Riverside County has put a $100,000 price on the heads of the arsonist[s] who got beered up and set a fire that has killed four or five firefighters (one is hanging by a thread in the hospital, badly burned) and is at 24,000 acres and growing. What they did is certainly murder and they should be prosecuted if we can find them. But just because the arsonists are guilty shouldn’t distract us from all the other things that doomed the firefighters. These fall into three categories, and the second two are people behaving badly:
(A) The immutable physical linkages among pressure, temperature, and volume in a gas (air) means that when dry air slides down a mountain, usually opposite the prevailing wind direction, it gets hotter and drier. PV=nRT, and the adiabatic lapse rate is about 5 deg. F/1000 ft whether we like it (or believe it) or not. When, not if: places like California (Santa Ana), Provence (Mistral), North Africa (Scirocco), Austria (Foehn) regularly experience this hot, dry wind. Regularly.
(B) Mediterranean climate, meaning long summers with no rain, and a resulting ecology of regular wildfires and plants adapted to them.
(C) Lightning ignites fires.
II. Private choices
(A) People go into environments like the one experiencing this fire, build houses, and live in them.
(B) Other people go into these environments, whether by road or off-road vehicles, with widely varying judgment, experience, and moral fitness to be left unsupervised.
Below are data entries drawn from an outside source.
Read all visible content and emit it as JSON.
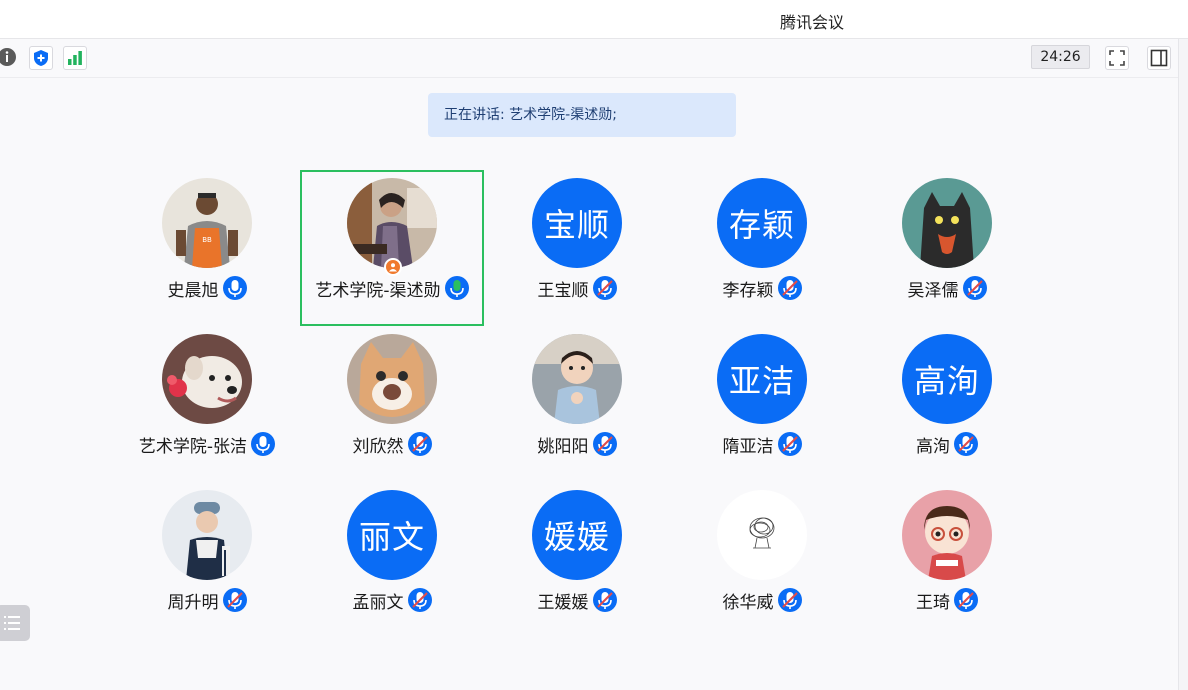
{
  "window": {
    "title": "腾讯会议"
  },
  "toolbar": {
    "timer": "24:26"
  },
  "banner": {
    "speaking": "正在讲话: 艺术学院-渠述勋;"
  },
  "colors": {
    "accent": "#0a6cf5",
    "active_border": "#2bbf5f",
    "speaking_mic": "#2bbf5f"
  },
  "participants": [
    {
      "name": "史晨旭",
      "avatar": "photo",
      "mic": "on"
    },
    {
      "name": "艺术学院-渠述勋",
      "avatar": "photo",
      "mic": "speaking",
      "host": true,
      "active": true
    },
    {
      "name": "王宝顺",
      "avatar": "text",
      "avatar_text": "宝顺",
      "mic": "muted"
    },
    {
      "name": "李存颖",
      "avatar": "text",
      "avatar_text": "存颖",
      "mic": "muted"
    },
    {
      "name": "吴泽儒",
      "avatar": "photo",
      "mic": "muted"
    },
    {
      "name": "艺术学院-张洁",
      "avatar": "photo",
      "mic": "on"
    },
    {
      "name": "刘欣然",
      "avatar": "photo",
      "mic": "muted"
    },
    {
      "name": "姚阳阳",
      "avatar": "photo",
      "mic": "muted"
    },
    {
      "name": "隋亚洁",
      "avatar": "text",
      "avatar_text": "亚洁",
      "mic": "muted"
    },
    {
      "name": "高洵",
      "avatar": "text",
      "avatar_text": "高洵",
      "mic": "muted"
    },
    {
      "name": "周升明",
      "avatar": "photo",
      "mic": "muted"
    },
    {
      "name": "孟丽文",
      "avatar": "text",
      "avatar_text": "丽文",
      "mic": "muted"
    },
    {
      "name": "王媛媛",
      "avatar": "text",
      "avatar_text": "媛媛",
      "mic": "muted"
    },
    {
      "name": "徐华威",
      "avatar": "photo",
      "mic": "muted"
    },
    {
      "name": "王琦",
      "avatar": "photo",
      "mic": "muted"
    }
  ]
}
Some among them will start fires, on purpose or accidentally.
III. Public policy
(A) Land use, zoning, tax policy, and road construction choices permit and facilitate human habitation of these extremely dangerous places.
(B) Emergency services, especially firefighting, are deployed to protect structures and citizens where possible when (again, not if) the fire occurs.
(C) Insurance companies, though heavily regulated in many ways, are not obliged to charge premiums that reflect the real expected cost of choices like II (A); indeed, they are under heavy political pressure to keep insurance “affordable” for people who enjoy living in dangerous places, and enjoy it even more if they can get everyone else (taxpayers and other policyholders) to pay for their risks.
There’s nothing to be done about category I, and little for II(B). But the firefighters died, heroically, trying to save a house. What was it doing there? The homeowners, whose reckless decision to live in a fire zone of canyons and steep slopes, have not been identified in news stories that treat the arsonists as the unique cause of the tragedy [update 28/X/06: now they have]; neither have the Riverside County supervisors who chose to enable citizen behavior that is certain to lead to outcomes like this, nor the state insurance regulators who enabled a systematic deception of the homeowners about the risks they were creating. Firefighters will die as long as we have buildings, but foolish land use policy will kill a lot more of them.
Fires will be set, by people (accidentally or on purpose) or by lightning. This landscape will burn. Just as surely, as my father used to say, as God made little green apples, beaches and seaside cliffs will erode, hurricanes will blow, flood plains will flood, and living in places like those entails absolutely certain disasters. Some firefighters’ doom was sealed when people moved out into the chaparral canyons, we just didn’t know which ones’.
What about earthquakes? Good question: the answer is that we do a lot better pricing the risk (bought any earthquake insurance in California lately?) than we used to, and it’s much easier to build for personal and building survivability in a seismic zone than to do the same for fires and floods. We built San Francisco in the wrong place before we realized how dangerous it was, but that’s no reason to keep making such mistakes in new hazard zones, especially at public expense.